The "peace" wave that swept through Israel more than a decade ago and converted many to the idea of "land-for-peace" is now officially over, according to the results of a public opinion poll published last Thursday.
Conducted on behalf of the official Knesset television station, the survey revealed that an overwhelming 79 percent of Israelis no longer believe it is possible to achieve true peace with their peace partners in the Palestinian Authority.
Nearly as many respondents (76 percent) said they don't believe "moderate" Palestinian leaders Mahmoud Abbas and Salam Fayyad even want to make peace.

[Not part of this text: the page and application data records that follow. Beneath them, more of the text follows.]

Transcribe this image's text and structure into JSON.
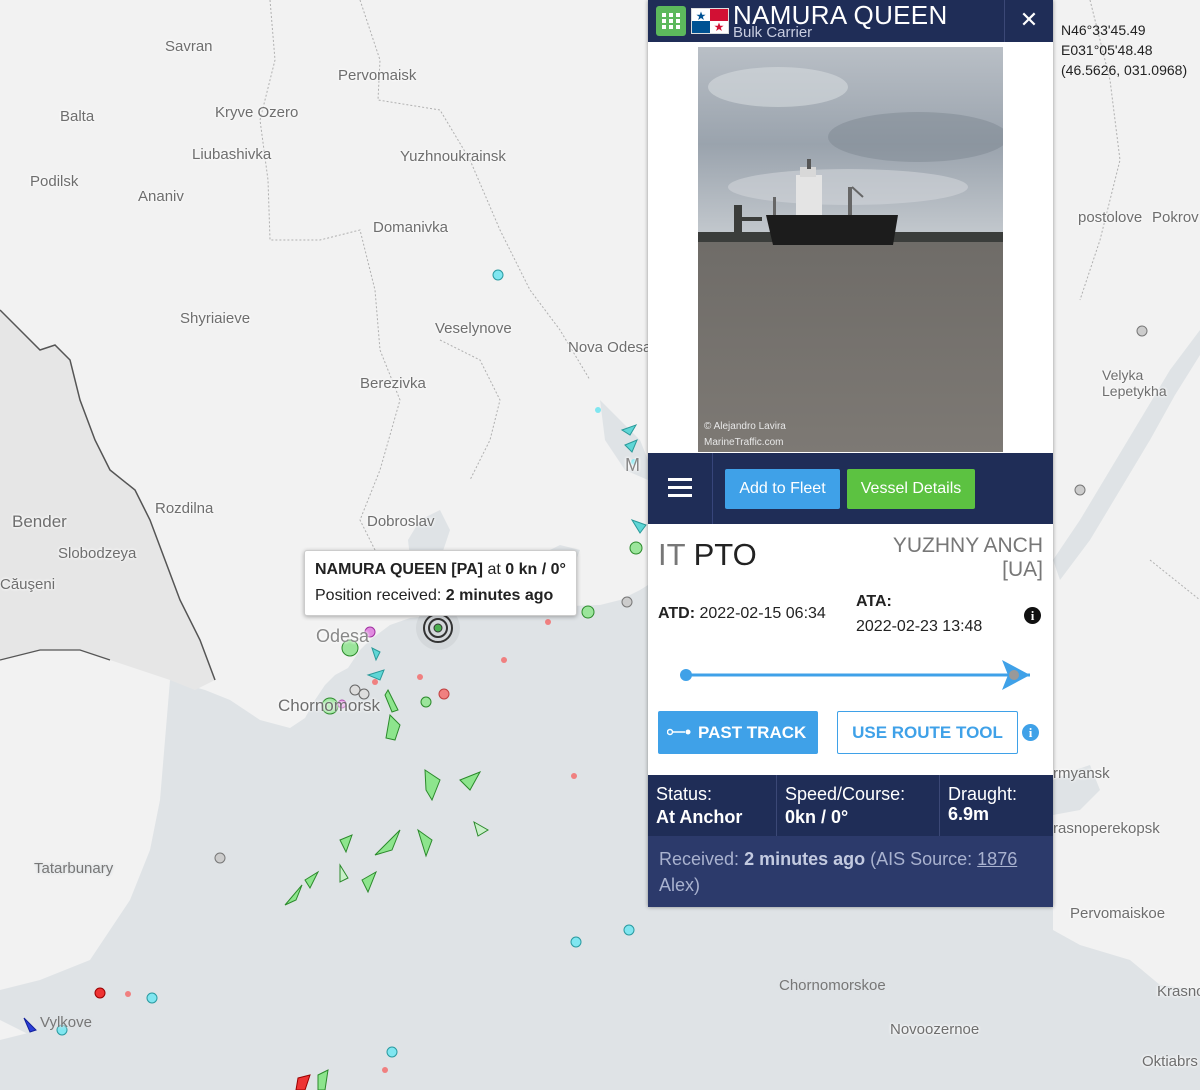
{
  "map": {
    "places": [
      {
        "name": "Savran"
      },
      {
        "name": "Pervomaisk"
      },
      {
        "name": "Balta"
      },
      {
        "name": "Kryve Ozero"
      },
      {
        "name": "Liubashivka"
      },
      {
        "name": "Yuzhnoukrainsk"
      },
      {
        "name": "Podilsk"
      },
      {
        "name": "Ananiv"
      },
      {
        "name": "Domanivka"
      },
      {
        "name": "Shyriaieve"
      },
      {
        "name": "Veselynove"
      },
      {
        "name": "Nova Odesa"
      },
      {
        "name": "Berezivka"
      },
      {
        "name": "Bender"
      },
      {
        "name": "Rozdilna"
      },
      {
        "name": "Slobodzeya"
      },
      {
        "name": "Dobroslav"
      },
      {
        "name": "Căuşeni"
      },
      {
        "name": "Odesa"
      },
      {
        "name": "Chornomorsk"
      },
      {
        "name": "Tatarbunary"
      },
      {
        "name": "Vylkove"
      },
      {
        "name": "postolove"
      },
      {
        "name": "Pokrov"
      },
      {
        "name": "Velyka Lepetykha"
      },
      {
        "name": "rmyansk"
      },
      {
        "name": "rasnoperekopsk"
      },
      {
        "name": "Pervomaiskoe"
      },
      {
        "name": "Chornomorskoe"
      },
      {
        "name": "Krasno"
      },
      {
        "name": "Novoozernoe"
      },
      {
        "name": "Oktiabrs"
      },
      {
        "name": "M"
      }
    ]
  },
  "coords": {
    "lat": "N46°33'45.49",
    "lon": "E031°05'48.48",
    "decimal": "(46.5626, 031.0968)"
  },
  "tooltip": {
    "name": "NAMURA QUEEN [PA]",
    "at": "at",
    "speed": "0 kn / 0°",
    "received_label": "Position received:",
    "received_value": "2 minutes ago"
  },
  "vessel": {
    "name": "NAMURA QUEEN",
    "type": "Bulk Carrier",
    "close": "✕",
    "photo_credit1": "© Alejandro Lavira",
    "photo_credit2": "MarineTraffic.com"
  },
  "toolbar": {
    "add_fleet": "Add to Fleet",
    "vessel_details": "Vessel Details"
  },
  "voyage": {
    "from_cc": "IT",
    "from_port": "PTO",
    "to_port": "YUZHNY ANCH",
    "to_cc": "[UA]",
    "atd_label": "ATD:",
    "atd_value": "2022-02-15 06:34",
    "ata_label": "ATA:",
    "ata_value": "2022-02-23 13:48",
    "progress": 1.0,
    "past_track": "PAST TRACK",
    "route_tool": "USE ROUTE TOOL"
  },
  "stats": {
    "status_label": "Status:",
    "status_value": "At Anchor",
    "speed_label": "Speed/Course:",
    "speed_value": "0kn / 0°",
    "draught_label": "Draught:",
    "draught_value": "6.9m"
  },
  "received": {
    "label": "Received:",
    "value": "2 minutes ago",
    "source_label": "(AIS Source:",
    "source_id": "1876",
    "source_name": "Alex)"
  },
  "colors": {
    "panel_header": "#1f2d57",
    "blue_button": "#3fa1e8",
    "green_button": "#5cc241",
    "sea": "#dfe3e6",
    "land": "#f2f2f2"
  }
}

In response to the poll's results and the clear revelation that Israelis no longer trust the Palestinian Authority, many have begun to question why Israel's democratically-elected government is going to such pains to entice Abbas back to the negotiating table. The answer, of course, as most Israelis know, is foreign diplomatic pressure.

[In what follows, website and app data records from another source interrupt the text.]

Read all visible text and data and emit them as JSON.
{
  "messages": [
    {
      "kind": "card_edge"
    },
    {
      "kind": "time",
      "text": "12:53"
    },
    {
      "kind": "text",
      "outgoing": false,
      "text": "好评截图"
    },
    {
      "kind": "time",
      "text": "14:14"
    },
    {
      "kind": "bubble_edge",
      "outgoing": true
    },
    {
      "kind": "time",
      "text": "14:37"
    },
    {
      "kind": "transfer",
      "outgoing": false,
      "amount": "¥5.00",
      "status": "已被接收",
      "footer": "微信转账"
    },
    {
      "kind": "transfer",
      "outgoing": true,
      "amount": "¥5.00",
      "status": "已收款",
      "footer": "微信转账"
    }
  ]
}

Most Israelis today view the land-for-peace formula as flawed, as well as the decision to prop up the Palestinian Liberation Organization (PLO) as the sole representative of the Palestinians and therefore Israel's peace partner. That decision was made despite the fact that the PLO had succeeded in killing more Jews than any movement since the Nazis ruled in Germany.